CENTRAL GLENDALE — A 66-year-old Glendale woman was struck Friday by a 77-year-old motorist as she walked on a marked crosswalk at Glendale and Harvard avenues, police said.
The motorist stopped for a red light south on Glendale Avenue just before noon and looked to his left as he was turning his mid-sized Cadillac right onto Harvard Avenue, Glendale Police Sgt. Peter Pressnall said.
But the woman pressed the crosswalk button, proceeded into the walkway and was struck by the motorist, who reportedly continued to look left when he turned, he said.
The motorist said that “he suddenly heard a thump on his car and saw the woman on the ground,” Officer Marc Tarzia said.
She had no visible signs of injuries, but complained of pain and was taken to a local hospital, he said.
The driver was not arrested in connection with the incident, Pressnall said, but he is reportedly at fault for failing to yield the right-of-way to her.
The incident could have been avoided if the woman and the driver had been paying attention to their surroundings, Pressnall said.
A driver and pedestrian should exchange contact before either of them initiate movement, he said.
The last accident in the city that involved a pedestrian was March 28, when a woman who was boarding a public bus fell off, but the bus driver rode off without stopping or helping her, he said.
Nearly a month before that accident, a 4-year-old boy was struck and injured by a motorist Feb. 27 as he ran in between cars toward his family on West Doran Street.
The boy was headed to preschool at Columbus Elementary School.
Police officials have been conducting pedestrian sting operations and speed enforcement, looking for motorists who failed to comply with the rules of the road.
The city also has been trying to make pedestrian safety a top priority, said Wendy Alfsen, executive director of California Walks, an organization that looks at pedestrian issues.
Alfsen will be heading up a training program May 18 for residents who were selected to get information on how to set up safety priorities.
Friday’s incident, Alfsen said, is a common pedestrian-related collision.
“It’s so common that there is a lot of discussion over whether there should be no right turn on pedestrian walkways,” she said.

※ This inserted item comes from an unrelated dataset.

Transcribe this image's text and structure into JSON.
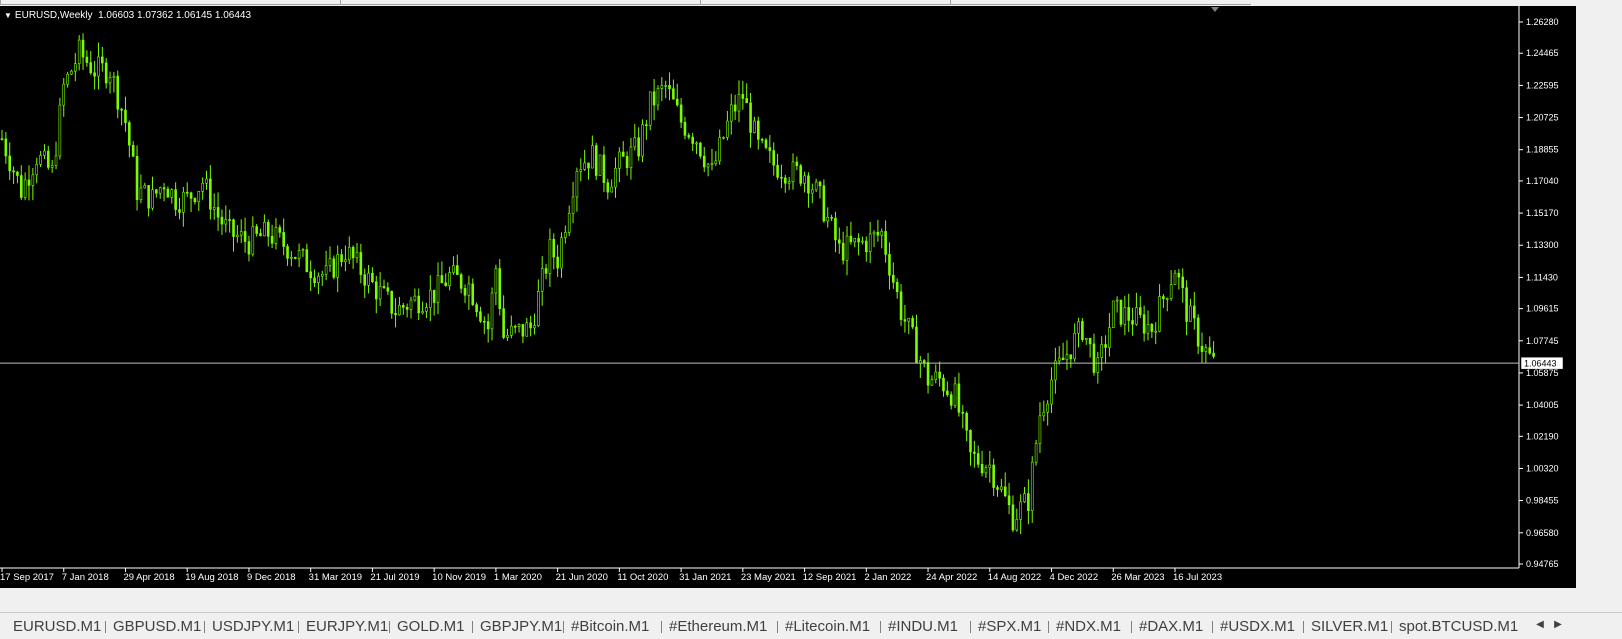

She often advises pedestrians to look far to the left when they are going to enter a crosswalk.
VERONICA ROCHA covers public safety and the courts. She may be reached at (818) 637-3232 or by e-mail at email@example.com.